### Data
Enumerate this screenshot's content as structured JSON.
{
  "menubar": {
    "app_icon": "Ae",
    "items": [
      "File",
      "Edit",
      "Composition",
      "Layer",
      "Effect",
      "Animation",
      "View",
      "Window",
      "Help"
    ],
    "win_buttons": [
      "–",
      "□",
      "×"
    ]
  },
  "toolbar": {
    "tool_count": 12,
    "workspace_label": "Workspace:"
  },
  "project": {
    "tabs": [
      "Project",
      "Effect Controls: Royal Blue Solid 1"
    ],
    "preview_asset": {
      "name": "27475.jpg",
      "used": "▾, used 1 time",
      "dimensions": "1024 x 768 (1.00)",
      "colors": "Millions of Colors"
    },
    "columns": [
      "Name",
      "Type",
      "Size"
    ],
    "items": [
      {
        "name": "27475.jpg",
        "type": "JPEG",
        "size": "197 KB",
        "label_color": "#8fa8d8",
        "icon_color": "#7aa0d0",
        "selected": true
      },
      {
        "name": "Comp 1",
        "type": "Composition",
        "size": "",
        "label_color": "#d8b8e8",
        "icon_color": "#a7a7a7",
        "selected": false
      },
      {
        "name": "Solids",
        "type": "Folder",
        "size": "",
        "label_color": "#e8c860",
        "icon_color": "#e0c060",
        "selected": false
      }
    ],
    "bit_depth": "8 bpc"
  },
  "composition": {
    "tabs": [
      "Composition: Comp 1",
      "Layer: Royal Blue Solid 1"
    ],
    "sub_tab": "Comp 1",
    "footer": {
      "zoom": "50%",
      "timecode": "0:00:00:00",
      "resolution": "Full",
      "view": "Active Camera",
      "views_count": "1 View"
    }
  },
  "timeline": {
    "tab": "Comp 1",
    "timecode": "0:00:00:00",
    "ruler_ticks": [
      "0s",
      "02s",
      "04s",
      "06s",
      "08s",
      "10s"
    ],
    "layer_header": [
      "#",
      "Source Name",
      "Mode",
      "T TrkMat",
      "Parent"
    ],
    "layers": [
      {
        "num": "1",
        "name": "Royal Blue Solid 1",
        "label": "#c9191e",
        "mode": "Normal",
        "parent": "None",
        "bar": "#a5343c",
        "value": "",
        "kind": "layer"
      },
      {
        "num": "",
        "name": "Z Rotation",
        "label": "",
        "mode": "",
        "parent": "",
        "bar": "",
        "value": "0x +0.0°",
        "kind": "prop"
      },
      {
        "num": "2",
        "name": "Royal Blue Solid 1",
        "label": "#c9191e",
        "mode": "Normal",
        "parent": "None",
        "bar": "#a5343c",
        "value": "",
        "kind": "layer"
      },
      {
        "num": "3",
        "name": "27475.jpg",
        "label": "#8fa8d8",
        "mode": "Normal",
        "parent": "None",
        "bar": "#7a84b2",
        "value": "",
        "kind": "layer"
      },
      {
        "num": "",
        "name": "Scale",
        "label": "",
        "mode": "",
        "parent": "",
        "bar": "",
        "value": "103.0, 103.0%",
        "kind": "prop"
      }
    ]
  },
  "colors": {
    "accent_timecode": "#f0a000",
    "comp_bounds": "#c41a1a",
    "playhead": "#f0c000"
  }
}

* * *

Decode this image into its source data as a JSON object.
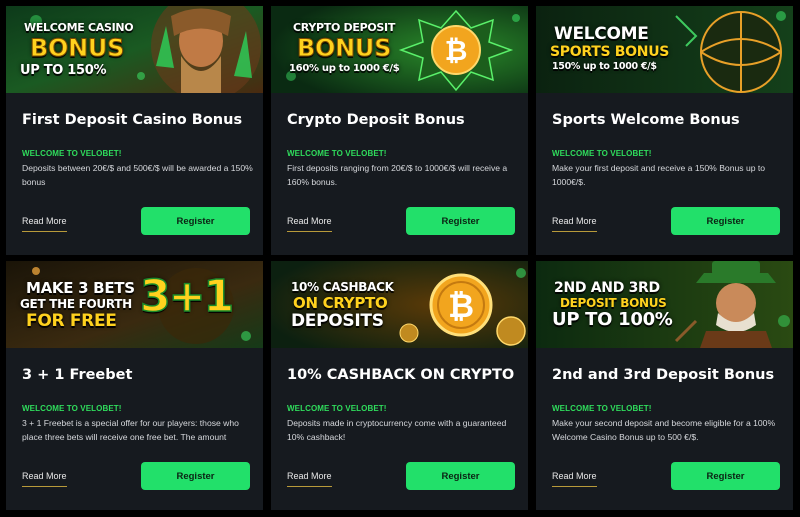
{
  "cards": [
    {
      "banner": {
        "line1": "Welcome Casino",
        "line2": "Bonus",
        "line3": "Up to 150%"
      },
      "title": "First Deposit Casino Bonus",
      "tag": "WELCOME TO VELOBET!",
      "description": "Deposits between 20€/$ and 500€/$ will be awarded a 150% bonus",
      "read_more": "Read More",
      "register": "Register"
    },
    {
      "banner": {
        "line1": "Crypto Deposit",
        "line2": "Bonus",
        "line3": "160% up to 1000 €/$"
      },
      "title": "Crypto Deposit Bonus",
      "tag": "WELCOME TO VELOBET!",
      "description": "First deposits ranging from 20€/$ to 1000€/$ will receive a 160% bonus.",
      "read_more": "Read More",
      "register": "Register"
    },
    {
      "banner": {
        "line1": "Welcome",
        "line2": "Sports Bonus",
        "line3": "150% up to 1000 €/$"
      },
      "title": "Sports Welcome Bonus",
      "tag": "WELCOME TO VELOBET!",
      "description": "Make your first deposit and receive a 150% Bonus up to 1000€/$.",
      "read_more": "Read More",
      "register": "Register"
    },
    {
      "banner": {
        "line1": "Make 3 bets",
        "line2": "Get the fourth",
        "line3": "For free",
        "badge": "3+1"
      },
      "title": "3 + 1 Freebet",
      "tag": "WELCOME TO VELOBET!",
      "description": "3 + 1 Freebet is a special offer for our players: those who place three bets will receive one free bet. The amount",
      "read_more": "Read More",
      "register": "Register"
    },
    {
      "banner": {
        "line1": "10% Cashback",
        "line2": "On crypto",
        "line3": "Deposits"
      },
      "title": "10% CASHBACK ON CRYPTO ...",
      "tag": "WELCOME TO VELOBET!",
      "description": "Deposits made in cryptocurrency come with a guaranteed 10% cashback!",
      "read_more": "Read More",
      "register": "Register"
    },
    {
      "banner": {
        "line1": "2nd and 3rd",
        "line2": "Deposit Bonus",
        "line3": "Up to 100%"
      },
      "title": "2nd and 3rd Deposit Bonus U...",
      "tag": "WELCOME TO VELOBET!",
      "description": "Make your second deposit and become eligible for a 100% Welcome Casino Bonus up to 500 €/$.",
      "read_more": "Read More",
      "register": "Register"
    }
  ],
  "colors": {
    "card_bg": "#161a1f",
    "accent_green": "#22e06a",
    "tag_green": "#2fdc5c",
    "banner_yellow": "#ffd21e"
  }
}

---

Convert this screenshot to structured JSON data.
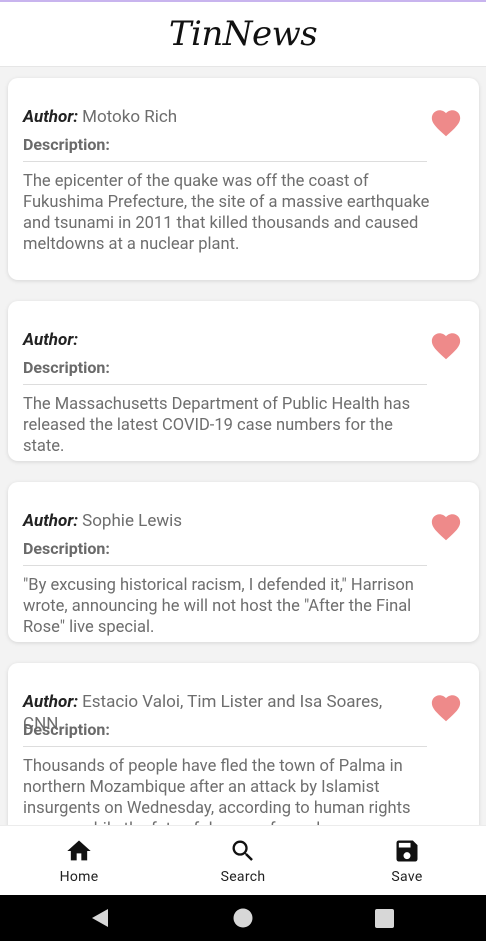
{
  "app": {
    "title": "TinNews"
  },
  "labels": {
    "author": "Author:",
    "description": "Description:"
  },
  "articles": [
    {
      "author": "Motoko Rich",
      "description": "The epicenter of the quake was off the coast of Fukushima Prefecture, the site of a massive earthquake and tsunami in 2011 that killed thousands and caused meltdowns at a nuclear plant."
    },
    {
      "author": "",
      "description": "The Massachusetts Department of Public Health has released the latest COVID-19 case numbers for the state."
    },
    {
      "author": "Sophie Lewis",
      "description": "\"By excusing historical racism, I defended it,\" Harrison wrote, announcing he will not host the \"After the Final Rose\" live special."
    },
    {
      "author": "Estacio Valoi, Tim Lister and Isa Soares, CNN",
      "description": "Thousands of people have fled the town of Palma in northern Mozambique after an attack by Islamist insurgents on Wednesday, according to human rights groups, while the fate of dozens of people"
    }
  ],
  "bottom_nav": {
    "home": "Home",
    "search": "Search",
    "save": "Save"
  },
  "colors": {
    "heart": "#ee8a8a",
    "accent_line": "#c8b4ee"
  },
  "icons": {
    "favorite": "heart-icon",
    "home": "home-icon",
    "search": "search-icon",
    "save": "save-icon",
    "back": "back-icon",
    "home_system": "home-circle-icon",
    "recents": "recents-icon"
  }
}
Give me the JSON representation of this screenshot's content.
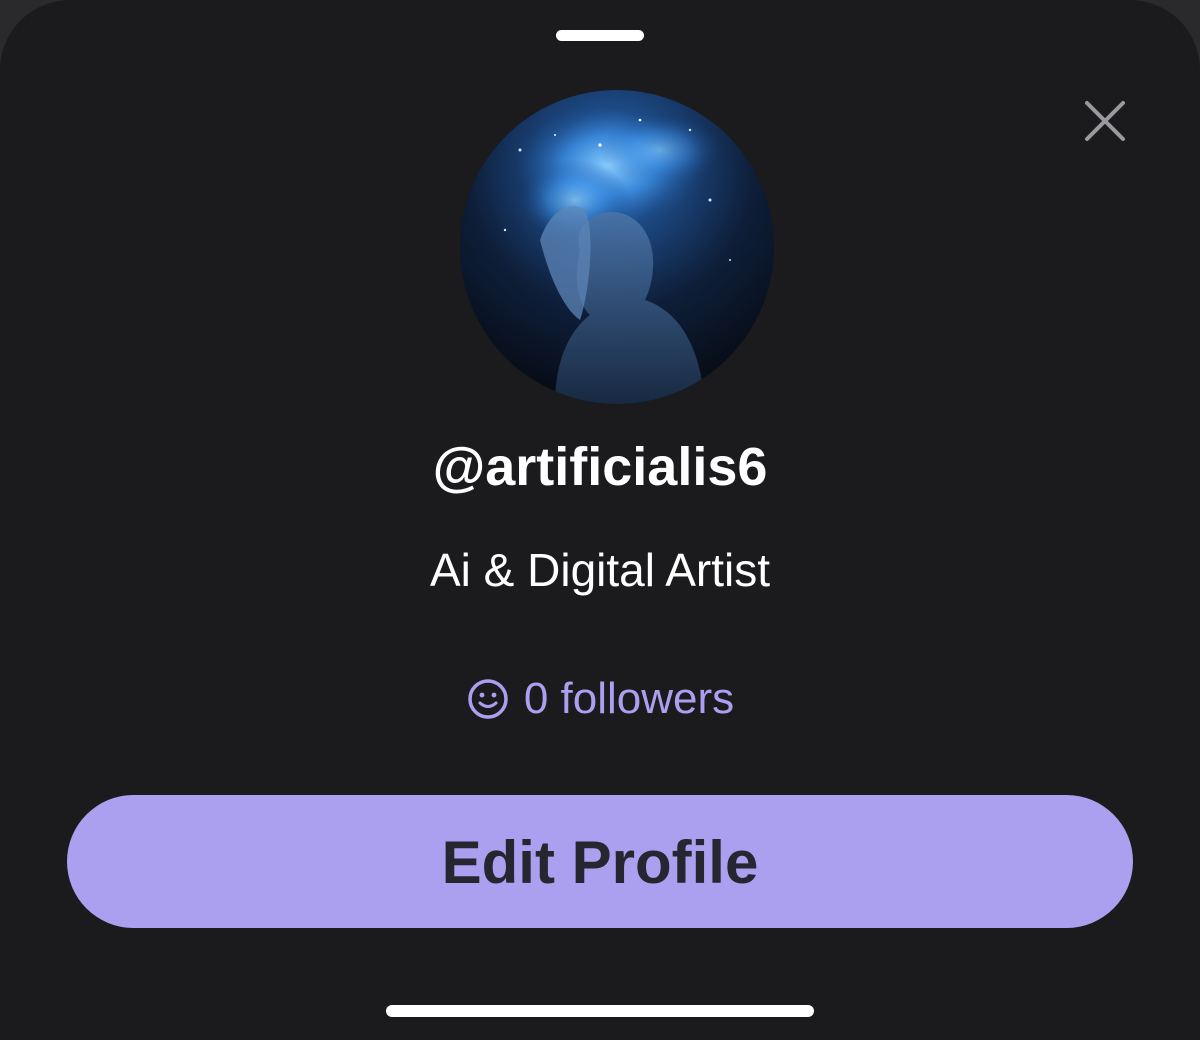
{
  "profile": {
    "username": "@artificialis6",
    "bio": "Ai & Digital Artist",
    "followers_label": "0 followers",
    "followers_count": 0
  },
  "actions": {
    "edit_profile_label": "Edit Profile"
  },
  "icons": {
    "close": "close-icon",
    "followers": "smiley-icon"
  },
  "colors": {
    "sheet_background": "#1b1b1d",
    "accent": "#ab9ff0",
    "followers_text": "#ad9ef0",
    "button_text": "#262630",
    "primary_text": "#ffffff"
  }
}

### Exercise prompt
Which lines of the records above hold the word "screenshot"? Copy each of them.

### Written answer
Enumerate this screenshot's content as structured JSON.
Convert this screenshot to structured JSON data.
Give me the JSON representation of this screenshot's content.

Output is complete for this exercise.